### Activity
Each record below should be set down exactly.

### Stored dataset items
========

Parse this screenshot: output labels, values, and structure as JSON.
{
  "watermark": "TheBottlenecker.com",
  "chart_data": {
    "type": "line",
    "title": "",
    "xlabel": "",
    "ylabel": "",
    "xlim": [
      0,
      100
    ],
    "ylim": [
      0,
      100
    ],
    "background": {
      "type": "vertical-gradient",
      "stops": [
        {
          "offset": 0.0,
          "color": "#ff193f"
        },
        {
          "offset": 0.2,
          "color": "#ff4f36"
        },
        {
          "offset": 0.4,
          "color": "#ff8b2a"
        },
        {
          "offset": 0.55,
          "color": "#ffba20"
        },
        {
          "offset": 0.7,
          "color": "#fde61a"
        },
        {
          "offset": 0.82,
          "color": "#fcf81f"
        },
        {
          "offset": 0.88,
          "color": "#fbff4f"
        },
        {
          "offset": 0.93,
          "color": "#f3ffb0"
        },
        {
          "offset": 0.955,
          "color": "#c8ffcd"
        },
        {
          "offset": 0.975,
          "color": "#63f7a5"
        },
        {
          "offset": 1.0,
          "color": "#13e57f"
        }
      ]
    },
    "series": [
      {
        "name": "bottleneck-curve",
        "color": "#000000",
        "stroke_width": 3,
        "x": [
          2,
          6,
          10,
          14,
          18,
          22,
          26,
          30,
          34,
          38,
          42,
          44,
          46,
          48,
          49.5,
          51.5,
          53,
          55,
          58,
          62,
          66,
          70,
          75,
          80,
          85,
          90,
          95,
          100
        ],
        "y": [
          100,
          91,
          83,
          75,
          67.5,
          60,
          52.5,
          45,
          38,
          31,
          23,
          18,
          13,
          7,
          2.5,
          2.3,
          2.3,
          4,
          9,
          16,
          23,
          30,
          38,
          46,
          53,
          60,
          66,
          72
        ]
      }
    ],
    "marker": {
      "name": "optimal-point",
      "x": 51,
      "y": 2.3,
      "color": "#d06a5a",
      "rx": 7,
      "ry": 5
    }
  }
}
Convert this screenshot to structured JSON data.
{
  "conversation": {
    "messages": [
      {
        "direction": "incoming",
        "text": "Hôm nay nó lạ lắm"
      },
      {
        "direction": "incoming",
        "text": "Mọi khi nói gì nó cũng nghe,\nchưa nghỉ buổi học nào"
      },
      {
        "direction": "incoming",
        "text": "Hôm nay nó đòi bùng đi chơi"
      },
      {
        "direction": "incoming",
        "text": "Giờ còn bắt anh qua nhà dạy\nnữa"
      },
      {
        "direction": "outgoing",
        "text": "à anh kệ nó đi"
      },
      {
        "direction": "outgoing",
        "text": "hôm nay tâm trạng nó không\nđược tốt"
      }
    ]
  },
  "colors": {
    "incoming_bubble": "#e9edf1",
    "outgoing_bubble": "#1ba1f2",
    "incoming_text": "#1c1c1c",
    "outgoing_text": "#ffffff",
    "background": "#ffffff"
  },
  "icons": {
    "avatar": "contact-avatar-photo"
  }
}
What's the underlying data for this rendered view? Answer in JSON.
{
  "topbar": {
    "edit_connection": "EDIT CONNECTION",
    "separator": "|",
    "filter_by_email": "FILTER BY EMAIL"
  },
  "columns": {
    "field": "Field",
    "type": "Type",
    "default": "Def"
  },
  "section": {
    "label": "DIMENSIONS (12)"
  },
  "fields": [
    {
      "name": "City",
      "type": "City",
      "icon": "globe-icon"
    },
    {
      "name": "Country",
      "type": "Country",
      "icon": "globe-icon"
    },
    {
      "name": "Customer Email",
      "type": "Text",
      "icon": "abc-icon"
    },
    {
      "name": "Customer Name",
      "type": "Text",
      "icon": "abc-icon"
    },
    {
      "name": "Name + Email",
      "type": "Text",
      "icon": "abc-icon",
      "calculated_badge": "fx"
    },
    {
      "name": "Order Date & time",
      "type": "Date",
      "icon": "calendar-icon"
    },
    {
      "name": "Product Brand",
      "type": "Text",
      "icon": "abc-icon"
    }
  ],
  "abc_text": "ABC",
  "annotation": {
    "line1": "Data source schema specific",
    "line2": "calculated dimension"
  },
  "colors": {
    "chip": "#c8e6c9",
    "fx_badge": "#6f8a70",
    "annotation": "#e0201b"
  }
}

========

### Exercise solution
Parse this screenshot: output labels, values, and structure as JSON.
{
  "watermark": "TheBottlenecker.com",
  "chart_data": {
    "type": "line",
    "title": "",
    "xlabel": "",
    "ylabel": "",
    "xlim": [
      0,
      100
    ],
    "ylim": [
      0,
      100
    ],
    "background": {
      "type": "vertical-gradient",
      "stops": [
        {
          "offset": 0.0,
          "color": "#ff193f"
        },
        {
          "offset": 0.2,
          "color": "#ff4f36"
        },
        {
          "offset": 0.4,
          "color": "#ff8b2a"
        },
        {
          "offset": 0.55,
          "color": "#ffba20"
        },
        {
          "offset": 0.7,
          "color": "#fde61a"
        },
        {
          "offset": 0.82,
          "color": "#fcf81f"
        },
        {
          "offset": 0.88,
          "color": "#fbff4f"
        },
        {
          "offset": 0.93,
          "color": "#f3ffb0"
        },
        {
          "offset": 0.955,
          "color": "#c8ffcd"
        },
        {
          "offset": 0.975,
          "color": "#63f7a5"
        },
        {
          "offset": 1.0,
          "color": "#13e57f"
        }
      ]
    },
    "series": [
      {
        "name": "bottleneck-curve",
        "color": "#000000",
        "stroke_width": 3,
        "x": [
          2,
          6,
          10,
          14,
          18,
          22,
          26,
          30,
          34,
          38,
          42,
          44,
          46,
          48,
          49.5,
          51.5,
          53,
          55,
          58,
          62,
          66,
          70,
          75,
          80,
          85,
          90,
          95,
          100
        ],
        "y": [
          100,
          91,
          83,
          75,
          67.5,
          60,
          52.5,
          45,
          38,
          31,
          23,
          18,
          13,
          7,
          2.5,
          2.3,
          2.3,
          4,
          9,
          16,
          23,
          30,
          38,
          46,
          53,
          60,
          66,
          72
        ]
      }
    ],
    "marker": {
      "name": "optimal-point",
      "x": 51,
      "y": 2.3,
      "color": "#d06a5a",
      "rx": 7,
      "ry": 5
    }
  }
}
Convert this screenshot to structured JSON data.
{
  "conversation": {
    "messages": [
      {
        "direction": "incoming",
        "text": "Hôm nay nó lạ lắm"
      },
      {
        "direction": "incoming",
        "text": "Mọi khi nói gì nó cũng nghe,\nchưa nghỉ buổi học nào"
      },
      {
        "direction": "incoming",
        "text": "Hôm nay nó đòi bùng đi chơi"
      },
      {
        "direction": "incoming",
        "text": "Giờ còn bắt anh qua nhà dạy\nnữa"
      },
      {
        "direction": "outgoing",
        "text": "à anh kệ nó đi"
      },
      {
        "direction": "outgoing",
        "text": "hôm nay tâm trạng nó không\nđược tốt"
      }
    ]
  },
  "colors": {
    "incoming_bubble": "#e9edf1",
    "outgoing_bubble": "#1ba1f2",
    "incoming_text": "#1c1c1c",
    "outgoing_text": "#ffffff",
    "background": "#ffffff"
  },
  "icons": {
    "avatar": "contact-avatar-photo"
  }
}
What's the underlying data for this rendered view? Answer in JSON.
{
  "topbar": {
    "edit_connection": "EDIT CONNECTION",
    "separator": "|",
    "filter_by_email": "FILTER BY EMAIL"
  },
  "columns": {
    "field": "Field",
    "type": "Type",
    "default": "Def"
  },
  "section": {
    "label": "DIMENSIONS (12)"
  },
  "fields": [
    {
      "name": "City",
      "type": "City",
      "icon": "globe-icon"
    },
    {
      "name": "Country",
      "type": "Country",
      "icon": "globe-icon"
    },
    {
      "name": "Customer Email",
      "type": "Text",
      "icon": "abc-icon"
    },
    {
      "name": "Customer Name",
      "type": "Text",
      "icon": "abc-icon"
    },
    {
      "name": "Name + Email",
      "type": "Text",
      "icon": "abc-icon",
      "calculated_badge": "fx"
    },
    {
      "name": "Order Date & time",
      "type": "Date",
      "icon": "calendar-icon"
    },
    {
      "name": "Product Brand",
      "type": "Text",
      "icon": "abc-icon"
    }
  ],
  "abc_text": "ABC",
  "annotation": {
    "line1": "Data source schema specific",
    "line2": "calculated dimension"
  },
  "colors": {
    "chip": "#c8e6c9",
    "fx_badge": "#6f8a70",
    "annotation": "#e0201b"
  }
}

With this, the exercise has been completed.